Items from an interface collection:
-=-=-=-=-

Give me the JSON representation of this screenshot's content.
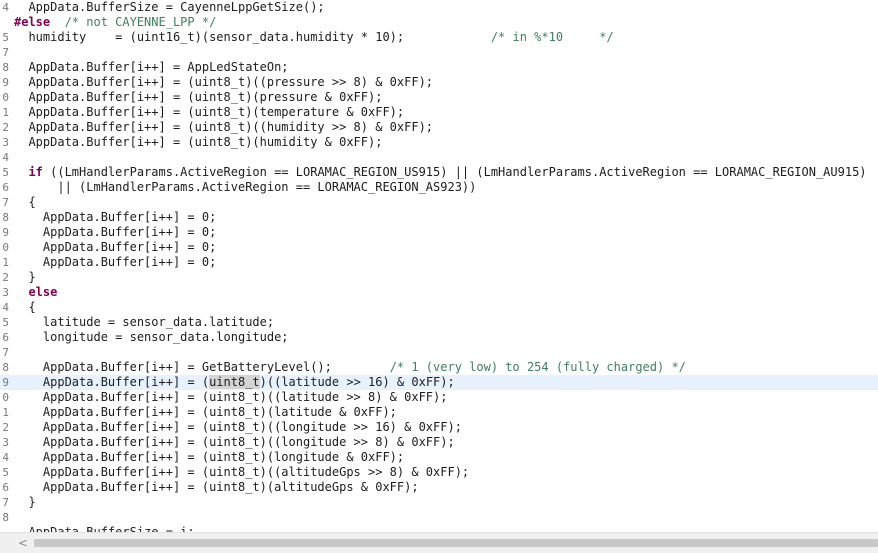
{
  "editor": {
    "lines": [
      {
        "n": "4",
        "segs": [
          {
            "t": "  AppData.BufferSize = CayenneLppGetSize();"
          }
        ]
      },
      {
        "n": "",
        "segs": [
          {
            "t": "#else",
            "c": "kw"
          },
          {
            "t": "  "
          },
          {
            "t": "/* not CAYENNE_LPP */",
            "c": "cm"
          }
        ]
      },
      {
        "n": "5",
        "segs": [
          {
            "t": "  humidity    = (uint16_t)(sensor_data.humidity * 10);            "
          },
          {
            "t": "/* in %*10     */",
            "c": "cm"
          }
        ]
      },
      {
        "n": "7",
        "segs": []
      },
      {
        "n": "8",
        "segs": [
          {
            "t": "  AppData.Buffer[i++] = AppLedStateOn;"
          }
        ]
      },
      {
        "n": "9",
        "segs": [
          {
            "t": "  AppData.Buffer[i++] = (uint8_t)((pressure >> 8) & 0xFF);"
          }
        ]
      },
      {
        "n": "0",
        "segs": [
          {
            "t": "  AppData.Buffer[i++] = (uint8_t)(pressure & 0xFF);"
          }
        ]
      },
      {
        "n": "1",
        "segs": [
          {
            "t": "  AppData.Buffer[i++] = (uint8_t)(temperature & 0xFF);"
          }
        ]
      },
      {
        "n": "2",
        "segs": [
          {
            "t": "  AppData.Buffer[i++] = (uint8_t)((humidity >> 8) & 0xFF);"
          }
        ]
      },
      {
        "n": "3",
        "segs": [
          {
            "t": "  AppData.Buffer[i++] = (uint8_t)(humidity & 0xFF);"
          }
        ]
      },
      {
        "n": "4",
        "segs": []
      },
      {
        "n": "5",
        "segs": [
          {
            "t": "  "
          },
          {
            "t": "if",
            "c": "kw"
          },
          {
            "t": " ((LmHandlerParams.ActiveRegion == LORAMAC_REGION_US915) || (LmHandlerParams.ActiveRegion == LORAMAC_REGION_AU915)"
          }
        ]
      },
      {
        "n": "6",
        "segs": [
          {
            "t": "      || (LmHandlerParams.ActiveRegion == LORAMAC_REGION_AS923))"
          }
        ]
      },
      {
        "n": "7",
        "segs": [
          {
            "t": "  {"
          }
        ]
      },
      {
        "n": "8",
        "segs": [
          {
            "t": "    AppData.Buffer[i++] = 0;"
          }
        ]
      },
      {
        "n": "9",
        "segs": [
          {
            "t": "    AppData.Buffer[i++] = 0;"
          }
        ]
      },
      {
        "n": "0",
        "segs": [
          {
            "t": "    AppData.Buffer[i++] = 0;"
          }
        ]
      },
      {
        "n": "1",
        "segs": [
          {
            "t": "    AppData.Buffer[i++] = 0;"
          }
        ]
      },
      {
        "n": "2",
        "segs": [
          {
            "t": "  }"
          }
        ]
      },
      {
        "n": "3",
        "segs": [
          {
            "t": "  "
          },
          {
            "t": "else",
            "c": "kw"
          }
        ]
      },
      {
        "n": "4",
        "segs": [
          {
            "t": "  {"
          }
        ]
      },
      {
        "n": "5",
        "segs": [
          {
            "t": "    latitude = sensor_data.latitude;"
          }
        ]
      },
      {
        "n": "6",
        "segs": [
          {
            "t": "    longitude = sensor_data.longitude;"
          }
        ]
      },
      {
        "n": "7",
        "segs": []
      },
      {
        "n": "8",
        "segs": [
          {
            "t": "    AppData.Buffer[i++] = GetBatteryLevel();        "
          },
          {
            "t": "/* 1 (very low) to 254 (fully charged) */",
            "c": "cm"
          }
        ]
      },
      {
        "n": "9",
        "current": true,
        "segs": [
          {
            "t": "    AppData.Buffer[i++] = ("
          },
          {
            "t": "uint8_t",
            "c": "mark"
          },
          {
            "t": ")((latitude >> 16) & 0xFF);"
          }
        ]
      },
      {
        "n": "0",
        "segs": [
          {
            "t": "    AppData.Buffer[i++] = (uint8_t)((latitude >> 8) & 0xFF);"
          }
        ]
      },
      {
        "n": "1",
        "segs": [
          {
            "t": "    AppData.Buffer[i++] = (uint8_t)(latitude & 0xFF);"
          }
        ]
      },
      {
        "n": "2",
        "segs": [
          {
            "t": "    AppData.Buffer[i++] = (uint8_t)((longitude >> 16) & 0xFF);"
          }
        ]
      },
      {
        "n": "3",
        "segs": [
          {
            "t": "    AppData.Buffer[i++] = (uint8_t)((longitude >> 8) & 0xFF);"
          }
        ]
      },
      {
        "n": "4",
        "segs": [
          {
            "t": "    AppData.Buffer[i++] = (uint8_t)(longitude & 0xFF);"
          }
        ]
      },
      {
        "n": "5",
        "segs": [
          {
            "t": "    AppData.Buffer[i++] = (uint8_t)((altitudeGps >> 8) & 0xFF);"
          }
        ]
      },
      {
        "n": "6",
        "segs": [
          {
            "t": "    AppData.Buffer[i++] = (uint8_t)(altitudeGps & 0xFF);"
          }
        ]
      },
      {
        "n": "7",
        "segs": [
          {
            "t": "  }"
          }
        ]
      },
      {
        "n": "8",
        "segs": []
      },
      {
        "n": "",
        "segs": [
          {
            "t": "  AppData.BufferSize = i;"
          }
        ]
      }
    ]
  },
  "scrollbar": {
    "left_arrow_icon": "chevron-left-icon",
    "left_arrow_glyph": "<"
  },
  "colors": {
    "keyword": "#7f0055",
    "comment": "#3f7f5f",
    "current_line": "#e8f2fe",
    "occurrence_mark": "#d4d4d4"
  }
}
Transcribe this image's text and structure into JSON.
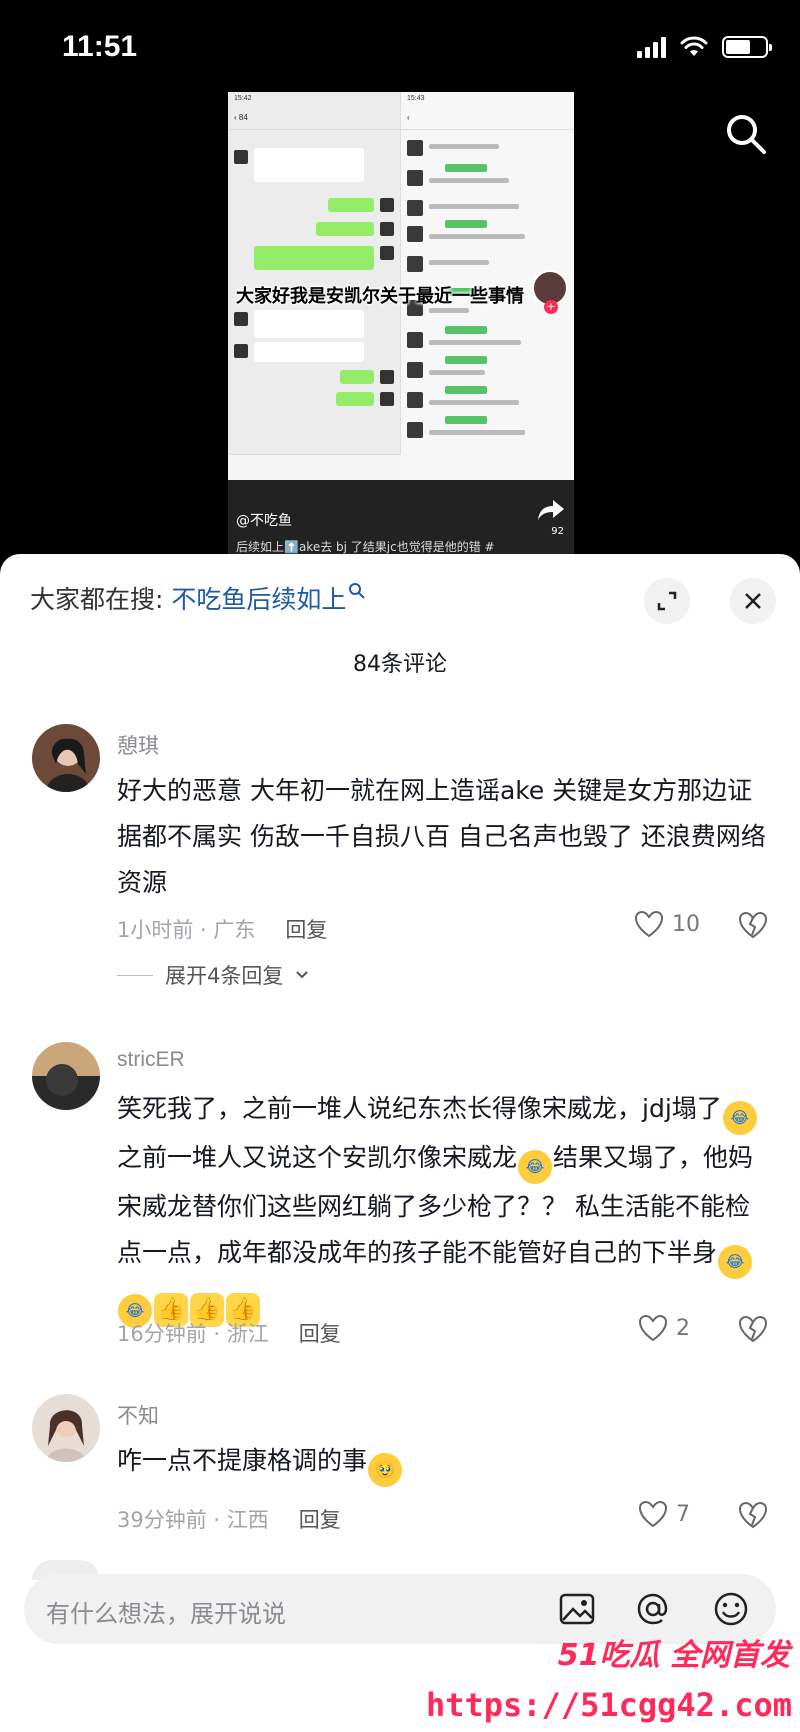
{
  "status": {
    "time": "11:51"
  },
  "video": {
    "caption": "大家好我是安凯尔关于最近一些事情",
    "author": "@不吃鱼",
    "description": "后续如上⬆️ake去 bj 了结果jc也觉得是他的错 #",
    "share_count": "92",
    "left_phone_time": "15:42",
    "right_phone_time": "15:43"
  },
  "sheet": {
    "search_prefix": "大家都在搜: ",
    "search_term": "不吃鱼后续如上",
    "comment_count": "84条评论"
  },
  "comments": [
    {
      "name": "憩琪",
      "text": "好大的恶意 大年初一就在网上造谣ake 关键是女方那边证据都不属实 伤敌一千自损八百 自己名声也毁了 还浪费网络资源",
      "meta": "1小时前 · 广东",
      "reply": "回复",
      "likes": "10",
      "expand": "展开4条回复"
    },
    {
      "name": "stricER",
      "text_parts": [
        "笑死我了，之前一堆人说纪东杰长得像宋威龙，jdj塌了",
        "之前一堆人又说这个安凯尔像宋威龙",
        "结果又塌了，他妈宋威龙替你们这些网红躺了多少枪了？？ 私生活能不能检点一点，成年都没成年的孩子能不能管好自己的下半身"
      ],
      "meta": "16分钟前 · 浙江",
      "reply": "回复",
      "likes": "2"
    },
    {
      "name": "不知",
      "text": "咋一点不提康格调的事",
      "meta": "39分钟前 · 江西",
      "reply": "回复",
      "likes": "7"
    }
  ],
  "input": {
    "placeholder": "有什么想法，展开说说"
  },
  "watermark": {
    "brand": "51吃瓜 全网首发",
    "url": "https://51cgg42.com"
  },
  "colors": {
    "link": "#1f5aa6",
    "accent": "#fe2c55",
    "wechat_green": "#95ec69"
  }
}
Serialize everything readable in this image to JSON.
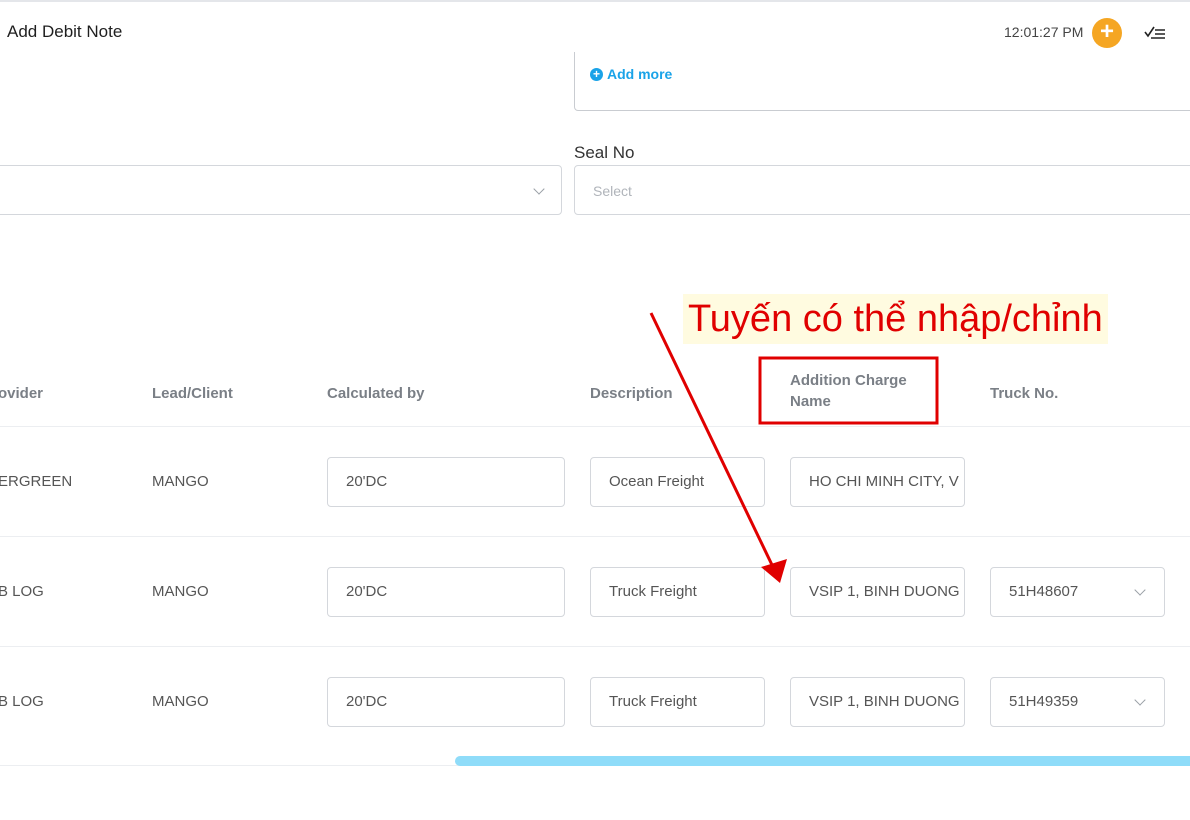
{
  "header": {
    "title": "Add Debit Note",
    "time": "12:01:27 PM",
    "add_icon": "plus-circle-icon",
    "checklist_icon": "checklist-icon",
    "accent_color": "#f5a623"
  },
  "form": {
    "add_more_label": "Add more",
    "seal_label": "Seal No",
    "seal_placeholder": "Select"
  },
  "annotation": {
    "text": "Tuyến có thể nhập/chỉnh",
    "color": "#e00000"
  },
  "table": {
    "columns": [
      "ovider",
      "Lead/Client",
      "Calculated by",
      "Description",
      "Addition Charge Name",
      "Truck No."
    ],
    "rows": [
      {
        "provider": "ERGREEN",
        "client": "MANGO",
        "calculated_by": "20'DC",
        "description": "Ocean Freight",
        "charge_name": "HO CHI MINH CITY, V",
        "truck_no": ""
      },
      {
        "provider": "B LOG",
        "client": "MANGO",
        "calculated_by": "20'DC",
        "description": "Truck Freight",
        "charge_name": "VSIP 1, BINH DUONG",
        "truck_no": "51H48607"
      },
      {
        "provider": "B LOG",
        "client": "MANGO",
        "calculated_by": "20'DC",
        "description": "Truck Freight",
        "charge_name": "VSIP 1, BINH DUONG",
        "truck_no": "51H49359"
      }
    ]
  },
  "scrollbar_color": "#8fdcf9"
}
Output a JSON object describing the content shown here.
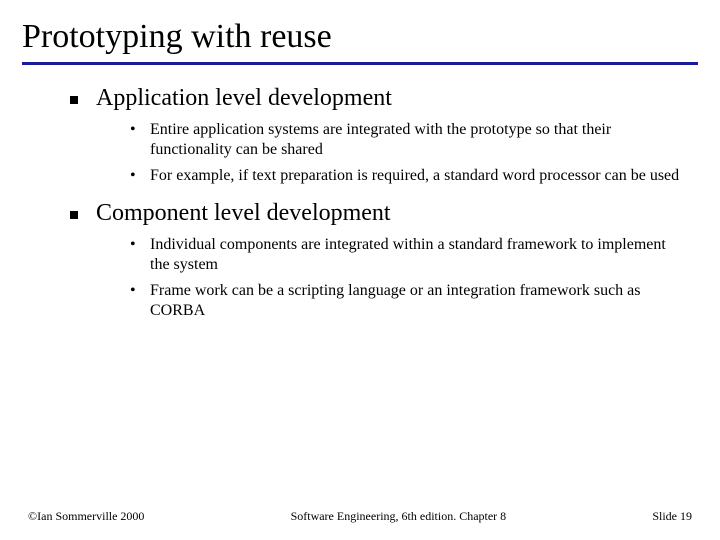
{
  "title": "Prototyping with reuse",
  "sections": [
    {
      "heading": "Application level development",
      "items": [
        "Entire application systems are integrated with the prototype so that their functionality can be shared",
        "For example, if text preparation is required, a standard word processor can be used"
      ]
    },
    {
      "heading": "Component level development",
      "items": [
        "Individual components are integrated within a standard framework to implement the system",
        "Frame work can be a scripting language or an integration framework such as CORBA"
      ]
    }
  ],
  "footer": {
    "left": "©Ian Sommerville 2000",
    "center": "Software Engineering, 6th edition. Chapter 8",
    "right": "Slide 19"
  }
}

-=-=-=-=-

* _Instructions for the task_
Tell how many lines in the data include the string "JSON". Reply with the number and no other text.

* _Response below_
4